[Items from an interface collection]
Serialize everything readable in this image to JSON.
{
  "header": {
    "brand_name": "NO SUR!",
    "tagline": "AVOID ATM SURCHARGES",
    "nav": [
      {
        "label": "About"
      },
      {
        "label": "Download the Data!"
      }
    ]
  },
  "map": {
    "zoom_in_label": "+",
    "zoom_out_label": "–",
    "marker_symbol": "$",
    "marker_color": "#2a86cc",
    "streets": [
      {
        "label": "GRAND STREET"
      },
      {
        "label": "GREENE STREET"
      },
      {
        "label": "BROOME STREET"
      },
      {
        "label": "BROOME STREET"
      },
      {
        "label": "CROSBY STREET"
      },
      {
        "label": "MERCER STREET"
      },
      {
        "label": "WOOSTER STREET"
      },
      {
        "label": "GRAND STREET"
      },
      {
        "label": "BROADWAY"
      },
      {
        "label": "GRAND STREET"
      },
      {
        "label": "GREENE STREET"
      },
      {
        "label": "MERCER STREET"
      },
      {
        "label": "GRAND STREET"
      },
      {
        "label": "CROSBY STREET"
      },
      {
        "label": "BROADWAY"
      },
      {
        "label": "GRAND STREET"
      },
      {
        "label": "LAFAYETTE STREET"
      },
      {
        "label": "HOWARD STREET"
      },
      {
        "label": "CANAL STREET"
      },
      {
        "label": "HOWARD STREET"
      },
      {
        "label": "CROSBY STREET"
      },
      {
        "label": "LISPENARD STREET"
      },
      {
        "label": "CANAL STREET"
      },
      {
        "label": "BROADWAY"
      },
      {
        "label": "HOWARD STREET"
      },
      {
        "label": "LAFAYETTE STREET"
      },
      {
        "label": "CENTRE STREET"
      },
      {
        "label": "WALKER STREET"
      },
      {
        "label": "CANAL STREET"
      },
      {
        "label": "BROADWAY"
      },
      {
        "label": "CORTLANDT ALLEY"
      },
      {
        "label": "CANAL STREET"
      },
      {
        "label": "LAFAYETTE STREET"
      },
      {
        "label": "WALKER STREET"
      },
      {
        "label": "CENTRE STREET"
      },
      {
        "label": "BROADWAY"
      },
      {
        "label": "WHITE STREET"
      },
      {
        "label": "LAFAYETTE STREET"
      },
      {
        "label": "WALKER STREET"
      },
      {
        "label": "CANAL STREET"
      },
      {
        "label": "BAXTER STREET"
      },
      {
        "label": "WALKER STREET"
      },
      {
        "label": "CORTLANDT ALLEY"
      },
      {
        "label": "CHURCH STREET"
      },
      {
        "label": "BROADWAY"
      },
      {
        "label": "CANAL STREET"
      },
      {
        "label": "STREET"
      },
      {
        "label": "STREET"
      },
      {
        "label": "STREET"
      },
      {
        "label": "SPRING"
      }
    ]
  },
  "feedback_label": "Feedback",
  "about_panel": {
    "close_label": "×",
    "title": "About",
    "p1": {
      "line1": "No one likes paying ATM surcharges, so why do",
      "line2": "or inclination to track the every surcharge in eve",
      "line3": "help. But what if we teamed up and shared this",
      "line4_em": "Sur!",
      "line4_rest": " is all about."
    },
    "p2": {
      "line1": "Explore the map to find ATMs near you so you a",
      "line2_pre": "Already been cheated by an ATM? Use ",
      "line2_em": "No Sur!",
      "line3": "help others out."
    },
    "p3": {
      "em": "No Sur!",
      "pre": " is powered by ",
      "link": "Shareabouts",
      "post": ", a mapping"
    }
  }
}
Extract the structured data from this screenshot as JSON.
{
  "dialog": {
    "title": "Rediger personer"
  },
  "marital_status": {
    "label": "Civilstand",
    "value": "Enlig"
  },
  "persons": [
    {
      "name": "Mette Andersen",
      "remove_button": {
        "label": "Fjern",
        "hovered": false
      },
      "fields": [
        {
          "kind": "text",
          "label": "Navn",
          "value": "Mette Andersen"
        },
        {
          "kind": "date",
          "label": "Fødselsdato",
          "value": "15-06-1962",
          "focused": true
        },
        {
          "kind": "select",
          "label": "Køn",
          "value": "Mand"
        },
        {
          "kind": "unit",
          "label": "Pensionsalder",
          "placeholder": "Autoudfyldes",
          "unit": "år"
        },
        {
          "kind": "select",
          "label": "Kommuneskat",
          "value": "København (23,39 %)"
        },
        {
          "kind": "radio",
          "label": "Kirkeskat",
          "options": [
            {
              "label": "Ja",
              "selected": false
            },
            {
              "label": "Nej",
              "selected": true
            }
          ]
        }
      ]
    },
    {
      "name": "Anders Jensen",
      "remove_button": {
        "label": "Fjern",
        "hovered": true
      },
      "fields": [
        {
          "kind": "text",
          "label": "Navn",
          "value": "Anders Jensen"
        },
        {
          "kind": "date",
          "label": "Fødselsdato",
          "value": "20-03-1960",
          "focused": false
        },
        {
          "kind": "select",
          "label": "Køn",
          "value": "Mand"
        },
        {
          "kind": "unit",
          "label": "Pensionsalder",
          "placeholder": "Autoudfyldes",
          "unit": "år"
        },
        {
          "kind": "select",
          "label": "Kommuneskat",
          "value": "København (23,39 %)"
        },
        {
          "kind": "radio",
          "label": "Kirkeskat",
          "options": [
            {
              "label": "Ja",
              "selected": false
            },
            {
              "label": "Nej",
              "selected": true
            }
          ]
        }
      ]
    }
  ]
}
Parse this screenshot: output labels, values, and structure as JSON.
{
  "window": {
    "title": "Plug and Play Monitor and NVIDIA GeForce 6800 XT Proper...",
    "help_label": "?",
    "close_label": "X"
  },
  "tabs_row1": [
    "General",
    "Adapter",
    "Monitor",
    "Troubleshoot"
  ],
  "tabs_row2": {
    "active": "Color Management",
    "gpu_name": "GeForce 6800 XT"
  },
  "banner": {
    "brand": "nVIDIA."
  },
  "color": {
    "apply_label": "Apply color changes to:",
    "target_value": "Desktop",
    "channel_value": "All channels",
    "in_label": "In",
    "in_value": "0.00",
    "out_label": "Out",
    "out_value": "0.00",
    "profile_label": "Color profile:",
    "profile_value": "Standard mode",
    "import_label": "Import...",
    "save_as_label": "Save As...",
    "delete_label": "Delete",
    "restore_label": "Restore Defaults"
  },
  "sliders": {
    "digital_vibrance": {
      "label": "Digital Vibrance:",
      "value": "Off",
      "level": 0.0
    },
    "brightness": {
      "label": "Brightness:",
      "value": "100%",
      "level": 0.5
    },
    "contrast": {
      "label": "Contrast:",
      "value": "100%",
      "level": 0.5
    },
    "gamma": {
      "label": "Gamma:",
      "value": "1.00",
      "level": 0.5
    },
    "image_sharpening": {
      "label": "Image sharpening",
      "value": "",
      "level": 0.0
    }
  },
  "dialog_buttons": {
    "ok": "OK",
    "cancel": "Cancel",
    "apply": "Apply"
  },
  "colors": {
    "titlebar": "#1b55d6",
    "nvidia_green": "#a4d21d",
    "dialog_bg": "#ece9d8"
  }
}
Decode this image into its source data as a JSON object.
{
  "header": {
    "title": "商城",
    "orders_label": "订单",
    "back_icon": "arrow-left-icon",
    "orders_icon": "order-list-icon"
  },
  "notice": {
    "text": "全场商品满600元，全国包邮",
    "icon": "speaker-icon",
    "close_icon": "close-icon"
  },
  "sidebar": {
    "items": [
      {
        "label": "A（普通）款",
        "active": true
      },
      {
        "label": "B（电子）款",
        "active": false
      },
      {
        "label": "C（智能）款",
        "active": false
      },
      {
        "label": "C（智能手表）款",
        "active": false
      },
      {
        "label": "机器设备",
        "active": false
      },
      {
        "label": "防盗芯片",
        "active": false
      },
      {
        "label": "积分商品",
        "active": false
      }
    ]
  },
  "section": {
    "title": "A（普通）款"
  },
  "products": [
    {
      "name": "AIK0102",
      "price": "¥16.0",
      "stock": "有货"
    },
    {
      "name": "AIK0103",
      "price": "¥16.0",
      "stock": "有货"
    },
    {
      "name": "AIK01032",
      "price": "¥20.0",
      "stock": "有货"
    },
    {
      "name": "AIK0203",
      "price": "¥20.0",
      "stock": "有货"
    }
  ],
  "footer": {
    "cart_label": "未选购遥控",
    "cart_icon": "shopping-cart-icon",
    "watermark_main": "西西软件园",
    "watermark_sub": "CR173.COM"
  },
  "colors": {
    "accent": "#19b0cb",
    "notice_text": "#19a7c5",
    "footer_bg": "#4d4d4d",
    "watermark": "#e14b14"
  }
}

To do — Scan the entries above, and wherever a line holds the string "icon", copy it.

The completed task —
    "back_icon": "arrow-left-icon",
    "orders_icon": "order-list-icon"
    "icon": "speaker-icon",
    "close_icon": "close-icon"
    "cart_icon": "shopping-cart-icon",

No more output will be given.